Below is the text of the statement made by Boris Johnson, the Foreign Secretary, to the House of Commons on 15 November 2017.
In the early hours of this morning, soldiers from the Zimbabwean army deployed in central Harare, taking control of state television, surrounding government ministries, and sealing off Robert Mugabe’s official and private residences.
At 1:26am local time, a military officer appeared on state television and declared that the army was taking what he called “targeted action” against the “criminals” around Mugabe. Several government ministers – all of them political allies of Grace Mugabe – are reported to have been arrested.
At 2:30am gunfire was heard in the northern suburb of Harare where Mugabe has a private mansion. Areas of the central business district have been sealed off by armoured personnel carriers.
Our Embassy in Harare has been monitoring the situation carefully throughout the night, supported by staff in the Foreign Office. About 20,000 Britons live in Zimbabwe and I can reassure the House that so far we have received no reports of any British nationals being injured.
We have updated our travel advice to recommend that any Britons in Harare should remain in their homes or other accommodation until the situation becomes clearer. All of our Zimbabwean and UK-based embassy staff and their families are accounted for.
And I will say frankly to the House that we cannot tell how developments in Zimbabwe will play out in the days ahead – and we do not know if this marks the downfall of Mugabe or not. We call for calm and restraint.
The events of the last 24 hours are the latest escalation of months of brutal infighting within the ruling ZANU-PF party, including the sacking of a vice-president, the purging of his followers and the apparent positioning of Grace Mugabe as a contender to replace her 93-year-old husband.

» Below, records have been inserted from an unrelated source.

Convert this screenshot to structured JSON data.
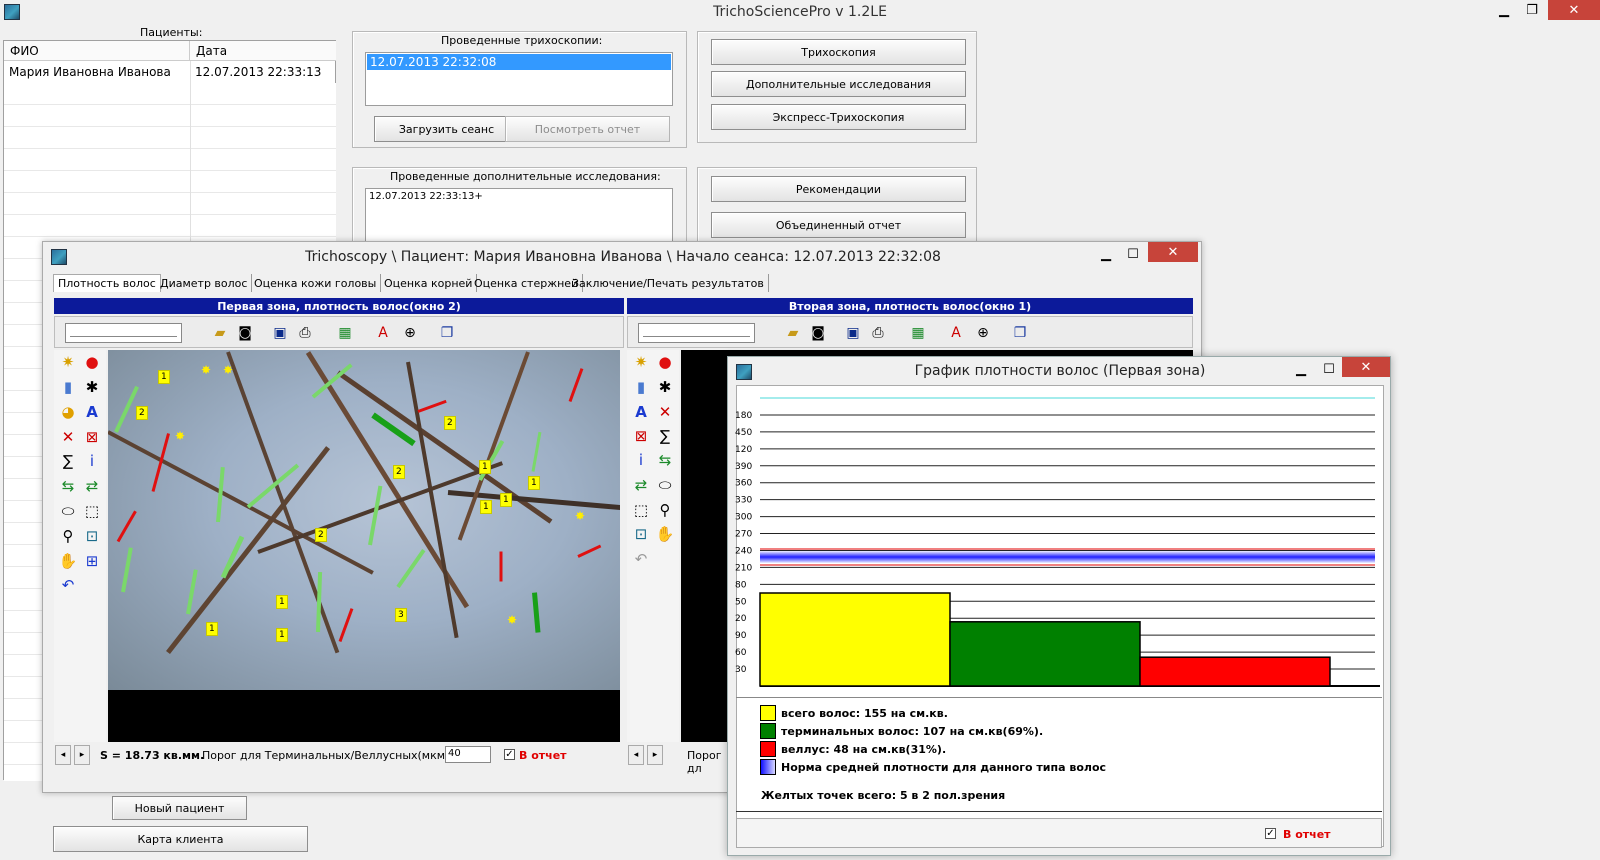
{
  "app": {
    "title": "TrichoSciencePro  v 1.2LE"
  },
  "patients": {
    "header": "Пациенты:",
    "col_name": "ФИО",
    "col_date": "Дата",
    "rows": [
      {
        "name": "Мария Ивановна Иванова",
        "date": "12.07.2013 22:33:13"
      }
    ],
    "new_patient_button": "Новый пациент",
    "client_card_button": "Карта клиента"
  },
  "trichoscopies": {
    "header": "Проведенные трихоскопии:",
    "items": [
      "12.07.2013 22:32:08"
    ],
    "load_button": "Загрузить сеанс",
    "view_report_button": "Посмотреть отчет"
  },
  "extra_studies": {
    "header": "Проведенные дополнительные исследования:",
    "items": [
      "12.07.2013 22:33:13+"
    ]
  },
  "actions": {
    "trichoscopy": "Трихоскопия",
    "additional": "Дополнительные исследования",
    "express": "Экспресс-Трихоскопия",
    "recommendations": "Рекомендации",
    "combined_report": "Объединенный отчет"
  },
  "session_window": {
    "title": "Trichoscopy  \\  Пациент: Мария Ивановна Иванова \\  Начало сеанса: 12.07.2013 22:32:08",
    "tabs": [
      "Плотность волос",
      "Диаметр волос",
      "Оценка кожи головы",
      "Оценка корней",
      "Оценка стержней",
      "Заключение/Печать результатов"
    ],
    "zone1_title": "Первая зона, плотность волос(окно 2)",
    "zone2_title": "Вторая зона, плотность волос(окно 1)",
    "area_label": "S = 18.73 кв.мм.",
    "threshold_label": "Порог для Терминальных/Веллусных(мкм):",
    "threshold_value": "40",
    "report_label": "В отчет",
    "threshold_label_short": "Порог дл",
    "labels_on_image": [
      "1",
      "2",
      "1",
      "2",
      "2",
      "1",
      "1",
      "1",
      "2",
      "1",
      "1",
      "1",
      "3"
    ]
  },
  "chart_window": {
    "title": "График плотности волос (Первая зона)",
    "legend": {
      "total": "всего волос: 155 на см.кв.",
      "terminal": "терминальных волос: 107 на см.кв(69%).",
      "vellus": "веллус: 48 на см.кв(31%).",
      "norm": "Норма средней плотности для данного типа волос"
    },
    "yellow_points": "Желтых точек  всего: 5 в 2 пол.зрения",
    "report_label": "В отчет"
  },
  "chart_data": {
    "type": "bar",
    "categories": [
      "всего волос",
      "терминальных волос",
      "веллус"
    ],
    "values": [
      155,
      107,
      48
    ],
    "colors": [
      "#ffff00",
      "#008000",
      "#ff0000"
    ],
    "ytick_labels": [
      "30",
      "60",
      "90",
      "20",
      "50",
      "80",
      "210",
      "240",
      "270",
      "300",
      "330",
      "360",
      "390",
      "120",
      "450",
      "180"
    ],
    "ylim": [
      0,
      480
    ],
    "norm_band": [
      205,
      225
    ],
    "norm_band_color": "#2020ff",
    "grid": true
  }
}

Honourable Members on all sides of the House have taken a deep interest in Zimbabwe for many years – and I pay tribute to the courage and persistence of the Honourable Member for Vauxhall, who has tirelessly exposed the crimes of the Mugabe regime, visiting the country herself during some of its worst moments.
And this country – under governments of all parties – has followed the same unwavering principles in our approach towards Zimbabwe.

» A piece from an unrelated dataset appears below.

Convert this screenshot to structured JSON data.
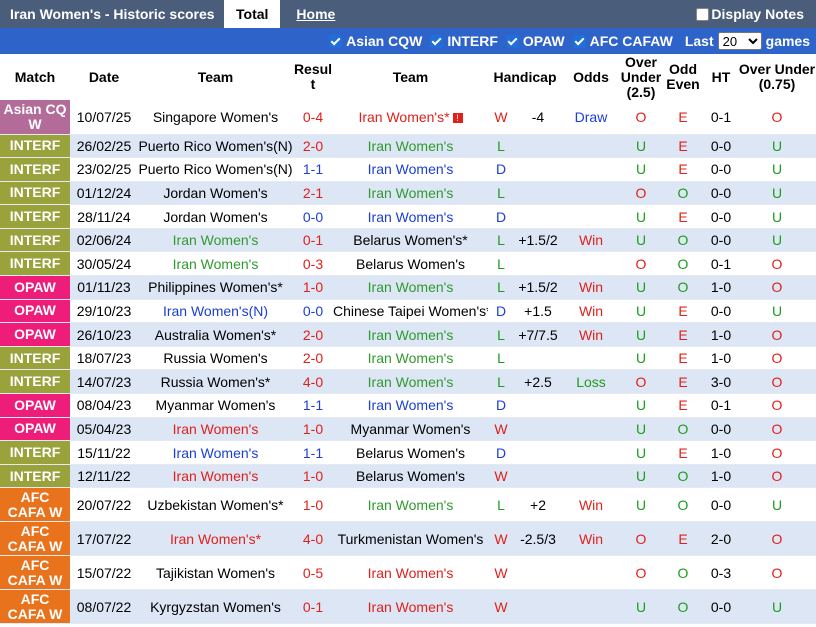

First and foremost, we will never forget our profound ties of history and friendship with that beautiful country, accurately described as the “jewel of Africa”.
In that spirit, all that Britain has ever wanted is for Zimbabweans to be able to decide their own future in free and fair elections.

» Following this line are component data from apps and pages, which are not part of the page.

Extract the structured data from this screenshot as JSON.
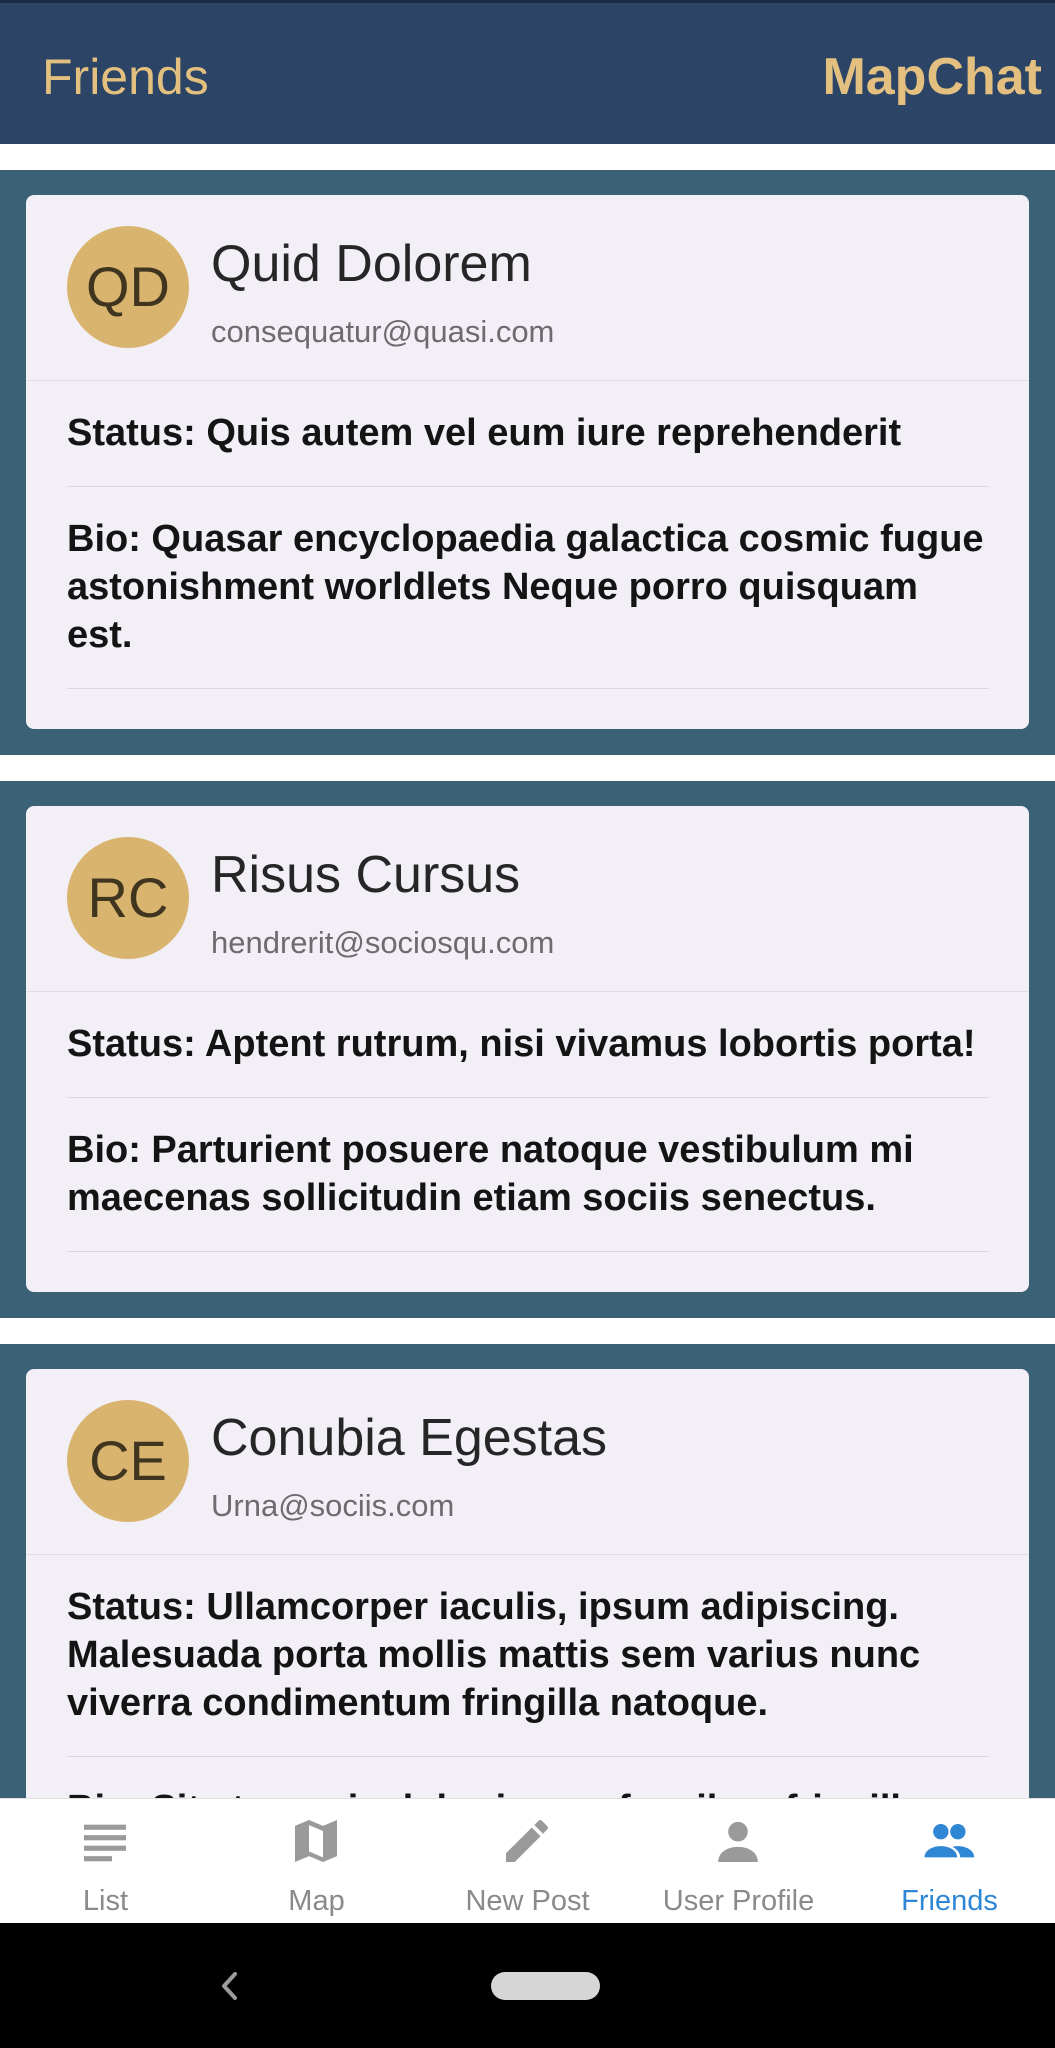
{
  "header": {
    "title": "Friends",
    "app_name": "MapChat"
  },
  "friends": [
    {
      "initials": "QD",
      "name": "Quid Dolorem",
      "email": "consequatur@quasi.com",
      "status": "Status: Quis autem vel eum iure reprehenderit",
      "bio": "Bio: Quasar encyclopaedia galactica cosmic fugue astonishment worldlets Neque porro quisquam est."
    },
    {
      "initials": "RC",
      "name": "Risus Cursus",
      "email": "hendrerit@sociosqu.com",
      "status": "Status: Aptent rutrum, nisi vivamus lobortis porta!",
      "bio": "Bio: Parturient posuere natoque vestibulum mi maecenas sollicitudin etiam sociis senectus."
    },
    {
      "initials": "CE",
      "name": "Conubia Egestas",
      "email": "Urna@sociis.com",
      "status": "Status: Ullamcorper iaculis, ipsum adipiscing. Malesuada porta mollis mattis sem varius nunc viverra condimentum fringilla natoque.",
      "bio": "Bio: Sit at mauris dolor ipsum faucibus fringilla"
    }
  ],
  "nav": {
    "items": [
      {
        "label": "List",
        "icon": "list-icon"
      },
      {
        "label": "Map",
        "icon": "map-icon"
      },
      {
        "label": "New Post",
        "icon": "pencil-icon"
      },
      {
        "label": "User Profile",
        "icon": "person-icon"
      },
      {
        "label": "Friends",
        "icon": "people-icon",
        "active": true
      }
    ]
  },
  "colors": {
    "header_bg": "#2c4465",
    "header_text": "#e3c07f",
    "tile_bg": "#3a6176",
    "card_bg": "#f3eff6",
    "avatar_bg": "#d9b46f",
    "nav_active": "#2f86d4",
    "nav_inactive": "#9a9a9a"
  }
}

Mugabe’s consuming ambition was always to deny them that choice. The House will remember the brutal litany of his 37 years in office: the elections he rigged and stole, the murder and torture of his opponents, the illegal seizure of land, leading to the worst hyperinflation in recorded history – measured in the billions of percentage points – and forcing the abolition of the Zimbabwean Dollar.
And all the while, his followers were looting and plundering a richly-endowed country, so that Zimbabweans today are, per capita, poorer than they were at independence in 1980, leaving many dependent on the health care, education and food aid provided by DFID.
Britain has always wanted the Zimbabwean people to be masters of their fate, and for any political change to be peaceful, lawful and constitutional.
Authoritarian rule, whether in Zimbabwe or anywhere else, should have no place in Africa. There is only one rightful way for Zimbabwe to achieve a legitimate government and that is through free and fair elections, held in accordance with the country’s constitution.
And these elections are due to be held in the first half of next year, and we will do all we can, with our international partners, to ensure this provides a genuine opportunity for all Zimbabweans to decide their own future. That is what we shall urge on all parties, and I will speak to the Deputy President of South Africa later today.
Every Honourable Member will follow the scenes in Harare with goodwill and sympathy for Zimbabwe’s long-suffering people, and I undertake to keep the House updated as events unfold.